One question still remains, why is the two's complement always a positive less(6) and a negative more(8) ?
Why aren't we getting 7 for a 7 and vice versa. I guess the answer to this is simply "logic", we have to consider the 0.
How BitFields Are Stored
Let's
take a close look at how a compiler processes the declaration of a structure
that has bitfield members. As we'll see, the C standard allows the compiler
considerable latitude in choosing how it stores bitfields.
The rules
concerning how the compiler handles bitfields depend on the notion of "storage
units." The size of a storage unit is implementationdefined: typical
values are 8 bits, 16 bits, and 32 bits. As it processes a structure
declaration, the compiler packs bitfields one by one into a storage unit, with
no gaps between the fields, until there's not enough room for the next field.

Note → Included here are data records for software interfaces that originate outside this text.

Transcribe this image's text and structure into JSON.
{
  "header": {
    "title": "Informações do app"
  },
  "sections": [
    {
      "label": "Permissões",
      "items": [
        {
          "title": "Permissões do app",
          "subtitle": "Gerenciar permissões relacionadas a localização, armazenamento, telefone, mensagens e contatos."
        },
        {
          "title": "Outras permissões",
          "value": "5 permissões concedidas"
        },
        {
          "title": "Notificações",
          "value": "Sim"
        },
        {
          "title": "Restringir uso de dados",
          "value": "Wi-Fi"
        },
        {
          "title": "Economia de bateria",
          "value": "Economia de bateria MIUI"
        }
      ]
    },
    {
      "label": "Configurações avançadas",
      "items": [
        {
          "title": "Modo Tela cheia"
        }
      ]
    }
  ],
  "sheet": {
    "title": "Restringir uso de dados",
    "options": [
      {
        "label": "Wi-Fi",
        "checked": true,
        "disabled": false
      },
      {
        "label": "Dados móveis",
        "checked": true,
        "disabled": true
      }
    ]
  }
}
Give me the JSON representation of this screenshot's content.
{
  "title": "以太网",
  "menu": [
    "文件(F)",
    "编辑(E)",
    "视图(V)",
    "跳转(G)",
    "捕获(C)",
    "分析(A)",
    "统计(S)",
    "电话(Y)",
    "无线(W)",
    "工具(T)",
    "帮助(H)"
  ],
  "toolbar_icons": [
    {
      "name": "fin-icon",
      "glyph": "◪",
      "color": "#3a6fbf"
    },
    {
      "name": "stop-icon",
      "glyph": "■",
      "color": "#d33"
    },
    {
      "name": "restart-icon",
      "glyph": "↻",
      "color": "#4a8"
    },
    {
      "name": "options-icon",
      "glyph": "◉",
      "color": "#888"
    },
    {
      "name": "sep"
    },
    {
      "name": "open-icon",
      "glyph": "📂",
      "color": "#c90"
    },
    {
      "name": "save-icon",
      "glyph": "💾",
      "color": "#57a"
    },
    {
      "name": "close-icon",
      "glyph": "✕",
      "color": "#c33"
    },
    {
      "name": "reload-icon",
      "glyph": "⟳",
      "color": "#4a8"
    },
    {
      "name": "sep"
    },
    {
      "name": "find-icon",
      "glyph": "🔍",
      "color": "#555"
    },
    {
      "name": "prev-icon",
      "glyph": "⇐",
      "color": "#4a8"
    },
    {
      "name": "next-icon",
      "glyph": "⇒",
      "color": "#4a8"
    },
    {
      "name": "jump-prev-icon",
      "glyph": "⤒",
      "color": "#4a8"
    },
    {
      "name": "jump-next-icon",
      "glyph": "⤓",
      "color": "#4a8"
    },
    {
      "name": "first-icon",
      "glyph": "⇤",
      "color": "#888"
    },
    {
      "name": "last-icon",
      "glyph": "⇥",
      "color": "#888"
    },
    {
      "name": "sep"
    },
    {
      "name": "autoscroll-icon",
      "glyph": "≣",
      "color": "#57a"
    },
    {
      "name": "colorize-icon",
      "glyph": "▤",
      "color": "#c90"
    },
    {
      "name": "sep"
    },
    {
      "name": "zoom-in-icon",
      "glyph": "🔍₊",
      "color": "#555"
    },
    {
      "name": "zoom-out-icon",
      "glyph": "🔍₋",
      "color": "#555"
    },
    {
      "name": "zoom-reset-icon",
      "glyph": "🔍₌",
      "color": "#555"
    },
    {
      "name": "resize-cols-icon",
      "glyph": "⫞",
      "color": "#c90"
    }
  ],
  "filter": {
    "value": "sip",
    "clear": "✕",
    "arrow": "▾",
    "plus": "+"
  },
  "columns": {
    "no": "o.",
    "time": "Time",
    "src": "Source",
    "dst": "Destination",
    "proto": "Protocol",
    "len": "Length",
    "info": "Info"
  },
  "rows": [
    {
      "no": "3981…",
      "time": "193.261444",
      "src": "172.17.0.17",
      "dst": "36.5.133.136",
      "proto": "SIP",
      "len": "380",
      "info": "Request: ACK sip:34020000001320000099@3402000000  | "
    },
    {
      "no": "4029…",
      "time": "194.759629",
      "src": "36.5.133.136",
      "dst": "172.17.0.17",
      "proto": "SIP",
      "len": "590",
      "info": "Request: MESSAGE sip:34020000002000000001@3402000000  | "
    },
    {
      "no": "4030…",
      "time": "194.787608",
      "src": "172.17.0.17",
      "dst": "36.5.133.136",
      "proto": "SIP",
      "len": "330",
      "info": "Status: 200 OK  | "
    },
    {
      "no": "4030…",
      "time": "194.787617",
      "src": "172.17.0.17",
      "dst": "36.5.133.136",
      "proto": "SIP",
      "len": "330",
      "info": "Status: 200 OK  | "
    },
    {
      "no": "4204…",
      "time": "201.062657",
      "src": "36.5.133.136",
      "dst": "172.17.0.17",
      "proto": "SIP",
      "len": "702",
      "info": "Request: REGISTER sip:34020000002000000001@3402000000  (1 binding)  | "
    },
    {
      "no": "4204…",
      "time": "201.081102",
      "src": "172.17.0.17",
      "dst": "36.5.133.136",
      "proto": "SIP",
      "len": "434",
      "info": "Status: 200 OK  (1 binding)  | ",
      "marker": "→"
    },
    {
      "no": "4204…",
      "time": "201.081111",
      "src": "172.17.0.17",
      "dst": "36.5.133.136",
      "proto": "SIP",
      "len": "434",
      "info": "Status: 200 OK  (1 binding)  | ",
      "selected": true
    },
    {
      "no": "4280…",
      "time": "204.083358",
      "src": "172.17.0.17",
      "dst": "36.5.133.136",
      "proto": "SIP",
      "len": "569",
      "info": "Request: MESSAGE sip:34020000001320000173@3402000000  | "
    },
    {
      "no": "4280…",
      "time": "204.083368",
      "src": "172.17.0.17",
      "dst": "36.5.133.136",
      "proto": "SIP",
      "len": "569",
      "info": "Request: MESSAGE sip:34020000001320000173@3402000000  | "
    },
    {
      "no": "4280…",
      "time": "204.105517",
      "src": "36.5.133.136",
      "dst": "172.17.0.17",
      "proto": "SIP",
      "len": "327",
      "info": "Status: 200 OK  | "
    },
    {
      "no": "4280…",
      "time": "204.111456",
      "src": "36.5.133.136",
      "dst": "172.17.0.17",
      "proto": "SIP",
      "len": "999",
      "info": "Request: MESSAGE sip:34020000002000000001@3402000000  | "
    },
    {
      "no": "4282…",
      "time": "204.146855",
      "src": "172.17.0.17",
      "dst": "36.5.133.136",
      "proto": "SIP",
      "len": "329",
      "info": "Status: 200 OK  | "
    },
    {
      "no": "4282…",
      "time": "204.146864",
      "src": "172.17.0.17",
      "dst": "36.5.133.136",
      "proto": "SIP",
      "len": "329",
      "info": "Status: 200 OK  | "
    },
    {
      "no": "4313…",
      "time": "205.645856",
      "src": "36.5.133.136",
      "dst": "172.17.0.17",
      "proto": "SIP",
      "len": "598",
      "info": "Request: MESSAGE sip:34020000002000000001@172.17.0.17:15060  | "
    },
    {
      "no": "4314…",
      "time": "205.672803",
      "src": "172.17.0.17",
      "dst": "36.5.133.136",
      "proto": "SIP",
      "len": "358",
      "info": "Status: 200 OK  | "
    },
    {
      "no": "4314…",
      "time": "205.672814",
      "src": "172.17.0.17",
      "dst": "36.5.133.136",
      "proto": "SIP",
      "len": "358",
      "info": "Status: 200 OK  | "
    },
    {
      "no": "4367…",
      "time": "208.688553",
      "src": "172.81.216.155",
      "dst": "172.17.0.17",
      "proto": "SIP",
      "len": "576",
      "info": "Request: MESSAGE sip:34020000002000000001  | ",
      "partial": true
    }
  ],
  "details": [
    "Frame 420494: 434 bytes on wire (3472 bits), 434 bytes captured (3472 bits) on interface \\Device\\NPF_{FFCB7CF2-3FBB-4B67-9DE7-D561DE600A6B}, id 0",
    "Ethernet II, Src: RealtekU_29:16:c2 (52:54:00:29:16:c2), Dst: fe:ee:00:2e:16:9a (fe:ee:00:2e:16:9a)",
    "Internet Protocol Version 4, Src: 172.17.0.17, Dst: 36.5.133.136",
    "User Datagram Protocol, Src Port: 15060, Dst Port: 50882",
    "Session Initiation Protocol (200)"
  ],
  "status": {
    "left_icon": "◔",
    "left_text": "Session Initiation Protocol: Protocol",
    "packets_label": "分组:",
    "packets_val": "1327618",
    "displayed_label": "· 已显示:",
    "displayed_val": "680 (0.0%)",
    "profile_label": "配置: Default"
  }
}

At that point, some compilers skip to the beginning of the next storage unit,
while others split the bitfield across the storage units. (Which one occurs is
implementationdefined.) The order in which bitfields are allocated (left to
right or right to left) is also implementationdefined.
C allows
us to omit the name of any bitfield. Unnamed bitfields are useful as
"padding" to ensure that other bit fields are properly positioned.
Consider the time associated with a DOS file.
Defining
MachineDependent Types
Since the
char type—by definition—occupies one byte, we'll sometimes treat characters as
bytes, using them to store data that's not necessarily in character form. When
we do so, it's a good idea to define a BYTE type:
typedef unsigned char BYTE;
Depending
on the machine, we may want to define additional types. The x86 architecture
makes extensive use of 16bit words, so the following definition would be
useful for that platform:
typedef
unsigned short WORD;
The
volatile Type Qualifier
On
some computers, certain memory locations are "volatile": the value
stored at such a location can change as a program is running, even though the
program itself isn't storing new values there. For example, some memory
locations might hold data coming directly from input devices.
The
volatile type qualifier allows us to inform the compiler if any of the data
used in a program is volatile, volatile typically appears in the declaration of
a pointer variable that will point to a volatile memory location:
volatile BYTE *p; /* p will point to
a volatile byte */
To
see why volatile is needed, suppose that p points to a memory location that
contains the most recent character typed at the user's keyboard. This location
is volatile: its value changes each time the user enters a character.
No comments:
Post a Comment